Schoolchildren name cutting edge new equipment that will generate more green power at Severn Trent’s Minworth Sewage Treatment Works
Monday 30th April
Super Betty and Gasper will soon be helping Severn Trent generate more green energy than ever before at its sewage treatment works in Minworth near Birmingham.
The company invited children from nearby Minworth Junior and Infant School to take part in a competition to name two huge gas bags that form part of the brand new £60m Thermal Hydrolysis Plant (THP) which helps turn poo into green gas.
The winning names were put forward by year three pupil Bethany Morris and Zenun Mezini from year four, with the pair invited to a special unveiling at the site.
Malcolm Smith, education officer at Severn Trent, said: “This was a great way to engage with the school, especially as we’ve built really strong relationships with them over the years.
“We launched the competition at a special assembly earlier this year where the children found out all about what they should and shouldn’t flush down the loo, as well as how we use poo to make green gas that’s used to heat their homes or to cook their dinners.
“Bethany and Zenun were really excited to see the names they picked on plaques in front of the gas bags and they loved finding out more about how it all works.”
Becky Dewsbury, School Business Manager at Minworth Junior and Infant School, added: “The children relished the opportunity to take part in the competition and Zenun and Bethany thoroughly enjoyed their visit to the works.
“We look forward to continued work with Severn Trent, particularly as environmental issues are very much a priority for the younger generations.”
Minworth is one of Severn Trent’s leading sites for generating renewable energy.
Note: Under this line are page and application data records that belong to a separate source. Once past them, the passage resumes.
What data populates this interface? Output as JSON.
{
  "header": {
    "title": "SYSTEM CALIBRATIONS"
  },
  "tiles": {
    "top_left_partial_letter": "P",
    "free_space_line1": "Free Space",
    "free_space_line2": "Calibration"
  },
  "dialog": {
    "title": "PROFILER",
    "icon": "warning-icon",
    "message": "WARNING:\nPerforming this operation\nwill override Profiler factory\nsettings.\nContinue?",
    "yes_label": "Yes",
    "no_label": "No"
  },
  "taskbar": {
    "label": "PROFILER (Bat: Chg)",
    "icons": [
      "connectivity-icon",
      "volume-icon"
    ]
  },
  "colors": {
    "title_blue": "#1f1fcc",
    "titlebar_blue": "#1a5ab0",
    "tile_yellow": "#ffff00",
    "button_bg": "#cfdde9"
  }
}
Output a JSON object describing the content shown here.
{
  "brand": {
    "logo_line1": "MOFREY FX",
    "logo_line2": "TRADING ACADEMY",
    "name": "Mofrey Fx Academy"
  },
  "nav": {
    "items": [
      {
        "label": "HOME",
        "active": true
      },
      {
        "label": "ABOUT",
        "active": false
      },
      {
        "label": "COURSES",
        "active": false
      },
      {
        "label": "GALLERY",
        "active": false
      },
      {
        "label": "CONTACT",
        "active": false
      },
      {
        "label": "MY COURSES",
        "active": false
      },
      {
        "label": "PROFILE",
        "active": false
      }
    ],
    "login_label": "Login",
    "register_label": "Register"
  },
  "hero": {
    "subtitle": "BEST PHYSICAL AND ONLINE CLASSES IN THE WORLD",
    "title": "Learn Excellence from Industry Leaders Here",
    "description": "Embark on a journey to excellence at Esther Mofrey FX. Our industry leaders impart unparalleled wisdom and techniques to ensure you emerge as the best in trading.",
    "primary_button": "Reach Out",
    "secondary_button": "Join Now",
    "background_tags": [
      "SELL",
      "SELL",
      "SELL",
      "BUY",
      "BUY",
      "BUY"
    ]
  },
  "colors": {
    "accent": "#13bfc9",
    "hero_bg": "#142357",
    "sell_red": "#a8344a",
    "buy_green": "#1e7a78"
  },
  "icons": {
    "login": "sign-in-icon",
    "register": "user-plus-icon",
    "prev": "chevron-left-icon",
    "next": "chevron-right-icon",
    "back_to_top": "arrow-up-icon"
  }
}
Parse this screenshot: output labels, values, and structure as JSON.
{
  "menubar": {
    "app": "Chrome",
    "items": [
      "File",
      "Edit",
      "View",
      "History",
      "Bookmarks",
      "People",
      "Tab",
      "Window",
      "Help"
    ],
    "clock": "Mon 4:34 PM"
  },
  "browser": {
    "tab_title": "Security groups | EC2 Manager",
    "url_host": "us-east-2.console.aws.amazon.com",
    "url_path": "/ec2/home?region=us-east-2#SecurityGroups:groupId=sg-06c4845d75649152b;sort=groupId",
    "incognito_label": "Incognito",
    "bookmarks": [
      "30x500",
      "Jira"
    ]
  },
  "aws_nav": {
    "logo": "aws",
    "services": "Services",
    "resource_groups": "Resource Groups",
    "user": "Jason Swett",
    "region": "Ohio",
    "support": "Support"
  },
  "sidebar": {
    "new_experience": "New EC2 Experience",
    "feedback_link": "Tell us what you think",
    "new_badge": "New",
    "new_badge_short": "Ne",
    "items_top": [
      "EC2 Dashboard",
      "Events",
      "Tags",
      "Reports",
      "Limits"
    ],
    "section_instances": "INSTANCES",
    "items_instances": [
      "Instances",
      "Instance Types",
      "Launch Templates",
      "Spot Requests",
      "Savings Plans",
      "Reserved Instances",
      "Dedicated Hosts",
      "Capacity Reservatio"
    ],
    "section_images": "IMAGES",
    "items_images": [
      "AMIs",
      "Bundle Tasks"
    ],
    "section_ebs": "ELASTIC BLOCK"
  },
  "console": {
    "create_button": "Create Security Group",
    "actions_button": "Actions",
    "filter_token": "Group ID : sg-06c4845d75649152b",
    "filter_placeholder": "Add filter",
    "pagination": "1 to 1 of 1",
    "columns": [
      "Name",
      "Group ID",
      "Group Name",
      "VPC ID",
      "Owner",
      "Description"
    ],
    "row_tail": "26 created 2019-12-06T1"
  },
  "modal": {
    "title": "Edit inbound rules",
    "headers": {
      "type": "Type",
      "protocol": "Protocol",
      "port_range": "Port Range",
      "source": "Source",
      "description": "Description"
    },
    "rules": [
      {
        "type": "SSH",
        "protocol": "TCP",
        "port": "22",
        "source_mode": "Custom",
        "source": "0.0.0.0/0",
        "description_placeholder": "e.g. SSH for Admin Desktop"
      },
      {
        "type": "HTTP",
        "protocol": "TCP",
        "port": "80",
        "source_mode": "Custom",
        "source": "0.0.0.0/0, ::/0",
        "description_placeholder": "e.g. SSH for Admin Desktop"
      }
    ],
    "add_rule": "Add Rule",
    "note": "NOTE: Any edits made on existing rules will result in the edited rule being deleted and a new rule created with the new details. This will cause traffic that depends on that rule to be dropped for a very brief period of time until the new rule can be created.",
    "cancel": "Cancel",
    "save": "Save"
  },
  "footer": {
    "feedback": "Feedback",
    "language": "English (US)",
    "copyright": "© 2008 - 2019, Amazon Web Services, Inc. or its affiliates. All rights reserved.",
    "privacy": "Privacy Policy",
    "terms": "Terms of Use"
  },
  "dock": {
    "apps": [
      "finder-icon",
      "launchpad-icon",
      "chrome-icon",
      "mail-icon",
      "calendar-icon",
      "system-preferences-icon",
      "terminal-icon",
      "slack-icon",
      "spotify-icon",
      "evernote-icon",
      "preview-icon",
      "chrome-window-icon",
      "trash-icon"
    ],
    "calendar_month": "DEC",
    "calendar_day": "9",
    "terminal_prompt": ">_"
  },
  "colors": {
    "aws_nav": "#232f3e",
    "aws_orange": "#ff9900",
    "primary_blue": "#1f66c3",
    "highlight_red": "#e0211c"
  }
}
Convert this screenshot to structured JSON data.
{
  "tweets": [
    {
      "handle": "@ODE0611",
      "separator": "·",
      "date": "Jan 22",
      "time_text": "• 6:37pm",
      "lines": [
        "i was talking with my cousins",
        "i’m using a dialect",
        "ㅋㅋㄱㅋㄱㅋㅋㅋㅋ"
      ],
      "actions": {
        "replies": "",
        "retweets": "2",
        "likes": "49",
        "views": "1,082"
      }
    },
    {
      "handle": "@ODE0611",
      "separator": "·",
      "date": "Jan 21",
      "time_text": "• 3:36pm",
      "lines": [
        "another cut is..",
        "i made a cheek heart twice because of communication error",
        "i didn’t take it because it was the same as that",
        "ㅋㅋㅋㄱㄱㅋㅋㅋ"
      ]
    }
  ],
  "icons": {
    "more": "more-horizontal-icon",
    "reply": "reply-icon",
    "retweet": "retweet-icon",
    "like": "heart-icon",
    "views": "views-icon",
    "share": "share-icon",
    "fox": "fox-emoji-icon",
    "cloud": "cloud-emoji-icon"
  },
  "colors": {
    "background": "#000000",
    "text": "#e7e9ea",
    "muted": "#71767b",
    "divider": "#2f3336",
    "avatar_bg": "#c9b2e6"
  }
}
Sewage is taken from around 1.6 million homes across Birmingham and the Black Country and in the last year it has been used to generate enough electricity to power 11,000 homes and enough gas to heat 4,800 homes.
The THP process works by treating sewage sludge, using heat and pressure in a similar way to a pressure cooker. The treated sludge is then fed into huge digesters which, over time, produce methane rich bio-gas. This gas is then cleaned up and can be injected straight into the national grid for use by local homes and businesses.
To find out more about the company’s work on renewables visit www.stwater.co.uk/renewables